### Task requirements
Line by line, return everything in the listing exactly.

------------------------------

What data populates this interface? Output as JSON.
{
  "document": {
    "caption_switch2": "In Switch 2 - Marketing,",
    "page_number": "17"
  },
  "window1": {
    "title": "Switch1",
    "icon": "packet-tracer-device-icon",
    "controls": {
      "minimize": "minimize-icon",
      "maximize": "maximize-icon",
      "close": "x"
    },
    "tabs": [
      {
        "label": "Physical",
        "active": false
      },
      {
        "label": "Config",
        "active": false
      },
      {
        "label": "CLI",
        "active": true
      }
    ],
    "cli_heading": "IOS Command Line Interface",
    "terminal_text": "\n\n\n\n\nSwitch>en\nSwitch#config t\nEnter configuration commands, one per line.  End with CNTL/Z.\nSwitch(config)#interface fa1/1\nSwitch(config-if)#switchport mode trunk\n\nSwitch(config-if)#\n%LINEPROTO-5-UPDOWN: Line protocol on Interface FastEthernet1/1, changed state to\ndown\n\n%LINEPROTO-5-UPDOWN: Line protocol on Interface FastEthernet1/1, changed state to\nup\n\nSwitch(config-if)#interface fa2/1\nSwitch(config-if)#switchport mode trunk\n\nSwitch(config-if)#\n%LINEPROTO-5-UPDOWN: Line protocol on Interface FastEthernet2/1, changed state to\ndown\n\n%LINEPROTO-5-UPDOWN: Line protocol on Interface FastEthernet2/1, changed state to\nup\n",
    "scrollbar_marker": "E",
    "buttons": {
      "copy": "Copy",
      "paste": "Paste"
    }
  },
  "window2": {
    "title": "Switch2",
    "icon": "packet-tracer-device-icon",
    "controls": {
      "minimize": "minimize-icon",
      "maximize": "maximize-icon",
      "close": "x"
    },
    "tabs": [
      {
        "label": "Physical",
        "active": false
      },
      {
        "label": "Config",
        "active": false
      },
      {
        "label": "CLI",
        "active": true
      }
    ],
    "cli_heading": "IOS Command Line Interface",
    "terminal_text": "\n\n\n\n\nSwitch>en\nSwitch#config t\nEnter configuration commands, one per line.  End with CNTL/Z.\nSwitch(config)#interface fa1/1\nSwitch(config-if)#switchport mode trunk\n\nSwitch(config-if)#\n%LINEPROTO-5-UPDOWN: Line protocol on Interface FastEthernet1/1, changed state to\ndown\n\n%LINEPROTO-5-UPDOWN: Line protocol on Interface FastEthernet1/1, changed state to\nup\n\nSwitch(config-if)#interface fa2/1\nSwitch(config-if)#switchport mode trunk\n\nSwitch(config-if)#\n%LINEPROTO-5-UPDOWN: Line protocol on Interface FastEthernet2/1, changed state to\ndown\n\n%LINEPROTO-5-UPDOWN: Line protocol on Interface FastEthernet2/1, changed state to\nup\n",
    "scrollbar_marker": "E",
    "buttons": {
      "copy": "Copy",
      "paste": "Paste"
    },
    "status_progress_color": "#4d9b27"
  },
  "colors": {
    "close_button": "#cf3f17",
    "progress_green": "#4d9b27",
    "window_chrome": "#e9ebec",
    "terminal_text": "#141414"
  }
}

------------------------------

### Exercise result
What data populates this interface? Output as JSON.
{
  "document": {
    "caption_switch2": "In Switch 2 - Marketing,",
    "page_number": "17"
  },
  "window1": {
    "title": "Switch1",
    "icon": "packet-tracer-device-icon",
    "controls": {
      "minimize": "minimize-icon",
      "maximize": "maximize-icon",
      "close": "x"
    },
    "tabs": [
      {
        "label": "Physical",
        "active": false
      },
      {
        "label": "Config",
        "active": false
      },
      {
        "label": "CLI",
        "active": true
      }
    ],
    "cli_heading": "IOS Command Line Interface",
    "terminal_text": "\n\n\n\n\nSwitch>en\nSwitch#config t\nEnter configuration commands, one per line.  End with CNTL/Z.\nSwitch(config)#interface fa1/1\nSwitch(config-if)#switchport mode trunk\n\nSwitch(config-if)#\n%LINEPROTO-5-UPDOWN: Line protocol on Interface FastEthernet1/1, changed state to\ndown\n\n%LINEPROTO-5-UPDOWN: Line protocol on Interface FastEthernet1/1, changed state to\nup\n\nSwitch(config-if)#interface fa2/1\nSwitch(config-if)#switchport mode trunk\n\nSwitch(config-if)#\n%LINEPROTO-5-UPDOWN: Line protocol on Interface FastEthernet2/1, changed state to\ndown\n\n%LINEPROTO-5-UPDOWN: Line protocol on Interface FastEthernet2/1, changed state to\nup\n",
    "scrollbar_marker": "E",
    "buttons": {
      "copy": "Copy",
      "paste": "Paste"
    }
  },
  "window2": {
    "title": "Switch2",
    "icon": "packet-tracer-device-icon",
    "controls": {
      "minimize": "minimize-icon",
      "maximize": "maximize-icon",
      "close": "x"
    },
    "tabs": [
      {
        "label": "Physical",
        "active": false
      },
      {
        "label": "Config",
        "active": false
      },
      {
        "label": "CLI",
        "active": true
      }
    ],
    "cli_heading": "IOS Command Line Interface",
    "terminal_text": "\n\n\n\n\nSwitch>en\nSwitch#config t\nEnter configuration commands, one per line.  End with CNTL/Z.\nSwitch(config)#interface fa1/1\nSwitch(config-if)#switchport mode trunk\n\nSwitch(config-if)#\n%LINEPROTO-5-UPDOWN: Line protocol on Interface FastEthernet1/1, changed state to\ndown\n\n%LINEPROTO-5-UPDOWN: Line protocol on Interface FastEthernet1/1, changed state to\nup\n\nSwitch(config-if)#interface fa2/1\nSwitch(config-if)#switchport mode trunk\n\nSwitch(config-if)#\n%LINEPROTO-5-UPDOWN: Line protocol on Interface FastEthernet2/1, changed state to\ndown\n\n%LINEPROTO-5-UPDOWN: Line protocol on Interface FastEthernet2/1, changed state to\nup\n",
    "scrollbar_marker": "E",
    "buttons": {
      "copy": "Copy",
      "paste": "Paste"
    },
    "status_progress_color": "#4d9b27"
  },
  "colors": {
    "close_button": "#cf3f17",
    "progress_green": "#4d9b27",
    "window_chrome": "#e9ebec",
    "terminal_text": "#141414"
  }
}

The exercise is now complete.